**WHAT YOU SHOULD DO**: Every line in the records below that holds the word "icon" is to be copied.

********************

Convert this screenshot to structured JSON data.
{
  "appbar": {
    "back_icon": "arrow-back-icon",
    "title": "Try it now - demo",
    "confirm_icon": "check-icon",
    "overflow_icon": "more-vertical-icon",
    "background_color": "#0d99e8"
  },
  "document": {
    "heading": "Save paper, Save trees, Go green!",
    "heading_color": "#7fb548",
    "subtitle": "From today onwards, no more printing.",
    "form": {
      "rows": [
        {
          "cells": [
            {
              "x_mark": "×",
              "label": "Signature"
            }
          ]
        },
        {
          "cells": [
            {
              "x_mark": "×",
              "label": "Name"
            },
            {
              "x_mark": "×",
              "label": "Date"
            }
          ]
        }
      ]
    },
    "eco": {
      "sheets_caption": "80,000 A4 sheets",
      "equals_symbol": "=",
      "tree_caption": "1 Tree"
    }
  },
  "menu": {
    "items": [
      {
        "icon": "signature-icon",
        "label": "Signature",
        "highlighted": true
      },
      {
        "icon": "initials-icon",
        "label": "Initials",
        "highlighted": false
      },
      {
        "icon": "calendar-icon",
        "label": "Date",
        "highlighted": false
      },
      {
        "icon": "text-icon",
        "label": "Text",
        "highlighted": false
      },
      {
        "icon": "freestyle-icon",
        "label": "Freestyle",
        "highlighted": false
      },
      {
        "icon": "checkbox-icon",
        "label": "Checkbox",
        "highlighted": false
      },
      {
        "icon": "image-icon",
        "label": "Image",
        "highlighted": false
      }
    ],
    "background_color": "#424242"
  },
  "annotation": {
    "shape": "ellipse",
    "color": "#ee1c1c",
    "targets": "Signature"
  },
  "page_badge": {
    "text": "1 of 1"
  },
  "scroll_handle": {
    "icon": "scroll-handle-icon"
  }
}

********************

**YOUR SOLUTION**:
    "back_icon": "arrow-back-icon",
    "confirm_icon": "check-icon",
    "overflow_icon": "more-vertical-icon",
        "icon": "signature-icon",
        "icon": "initials-icon",
        "icon": "calendar-icon",
        "icon": "text-icon",
        "icon": "freestyle-icon",
        "icon": "checkbox-icon",
        "icon": "image-icon",
    "icon": "scroll-handle-icon"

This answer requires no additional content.